Wednesday, March 28, 2012

Slice #28 2012 - Thoughts from a Digital Immigrant

I love using technology as a tool to support learning in my classroom. We have a class wiki, a class website with links and published work and a class blog. We craft movies after writing scripts, filming and editing. Students have learned how to troubleshoot and why it's best to have a laptop on a flat, hard surface. (Yes, I know they are called laptops, but that's a bit of a misnomer. They get hot and keyboarding is more of a challenge on one's lap too.) My students were born at the turn of the century, that is the 21st century. They have always lived in a world filled with cell phones, MP3 players, cable and the Internet. My students are digital natives.
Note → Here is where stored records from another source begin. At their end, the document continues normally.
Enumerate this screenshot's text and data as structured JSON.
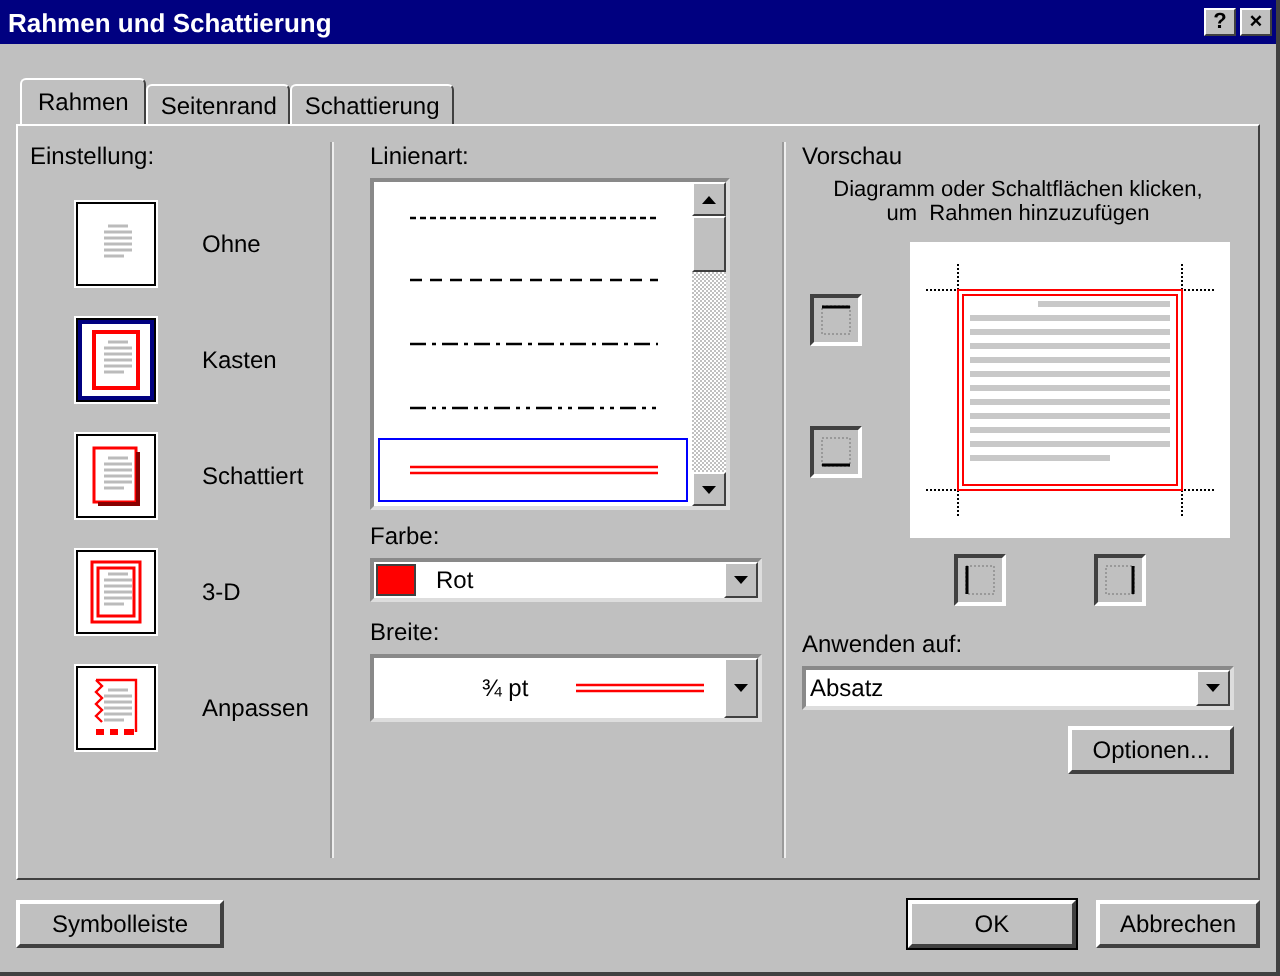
{
  "window": {
    "title": "Rahmen und Schattierung",
    "help_button": "?",
    "close_button": "×"
  },
  "tabs": [
    {
      "label": "Rahmen",
      "selected": true
    },
    {
      "label": "Seitenrand",
      "selected": false
    },
    {
      "label": "Schattierung",
      "selected": false
    }
  ],
  "settings": {
    "label": "Einstellung:",
    "items": [
      {
        "label": "Ohne",
        "kind": "none",
        "selected": false
      },
      {
        "label": "Kasten",
        "kind": "box",
        "selected": true
      },
      {
        "label": "Schattiert",
        "kind": "shadow",
        "selected": false
      },
      {
        "label": "3-D",
        "kind": "threed",
        "selected": false
      },
      {
        "label": "Anpassen",
        "kind": "custom",
        "selected": false
      }
    ]
  },
  "line_style": {
    "label": "Linienart:",
    "items": [
      {
        "kind": "dotted",
        "selected": false
      },
      {
        "kind": "dashed",
        "selected": false
      },
      {
        "kind": "dashdot",
        "selected": false
      },
      {
        "kind": "dashdotdot",
        "selected": false
      },
      {
        "kind": "double",
        "selected": true
      }
    ]
  },
  "color": {
    "label": "Farbe:",
    "value": "Rot",
    "color": "#ff0000"
  },
  "width": {
    "label": "Breite:",
    "value": "¾ pt"
  },
  "preview": {
    "title": "Vorschau",
    "hint": "Diagramm oder Schaltflächen klicken,\num  Rahmen hinzuzufügen"
  },
  "apply_to": {
    "label": "Anwenden auf:",
    "value": "Absatz"
  },
  "buttons": {
    "options": "Optionen...",
    "toolbar": "Symbolleiste",
    "ok": "OK",
    "cancel": "Abbrechen"
  }
}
While I grew up in a time when you had to approach the TV to change the channel, used a "land" line to call your friends, researched using encyclopedias and typed papers on a typewriter, I have adapted to the ever changing world of technology. I read about new technology tools, find ways to use them when it's appropriate and even competed a master's degree in Instructional Technology. Technology is an important part of my life. I plan lessons using my laptop, enter grades in PowerSchool, call parents on my smart phone, connect with friends, write on my blog, family and colleagues on Twitter and Facebook, and pay bills online. However, I am and will always be a digital immigrant.

I still look back fondly to the long ago days I spent riding around on my bike. When I wanted to hang out with a friend, I'd knock on their door to see if they could play. My time was spent outside whenever the weather was nice. The only video games I played were Pac-Man and Centipede at an arcade. I listened to records and later 8-tracks. We used maps to find our way. While I have willingly (well, most of the time) entered the digital world, I still sometimes think life was a bit easier, more relaxed even, back when we weren't so connected.

What will my students think about the technological changes they will encounter as they become adults? Will they look back and think life was easier and more relaxed too? Our world changes at an ever increasing rate. "Change is good, you go first...."


  1. Your post reminds me of a comment I once heard.
    "Children of the 70's played in the town.
    Children of the 80's played in their neighbourhood,
    Children of the 90's played in the backyard
    Children of the 00's play in their room."

    Being a child of the early 80's I am grateful for all the time I spent outside making incredibly delicious mud pies, riding my bike, climbing trees and rollerskating. Having said that, I absolutely love technology and remember the many nights we stayed up all night playing Donkey Kong on the SEGA we had hired from the video store (we were only allowed to hire this once a month at the most!).
    Like you though, I do worry (and always will) about what our kids are missing out on now and how it may affect them in the future. I guess only time will tell...

  2. Part of what bothers me about all the technology we are pushing kids towards is we are doing it in order to "prepare them for the world of tomorrow." Not only can we not adequately predict the "world of tomorrow" but we are encouraging them to miss the world of now. I like your quote, " change is good, you go first."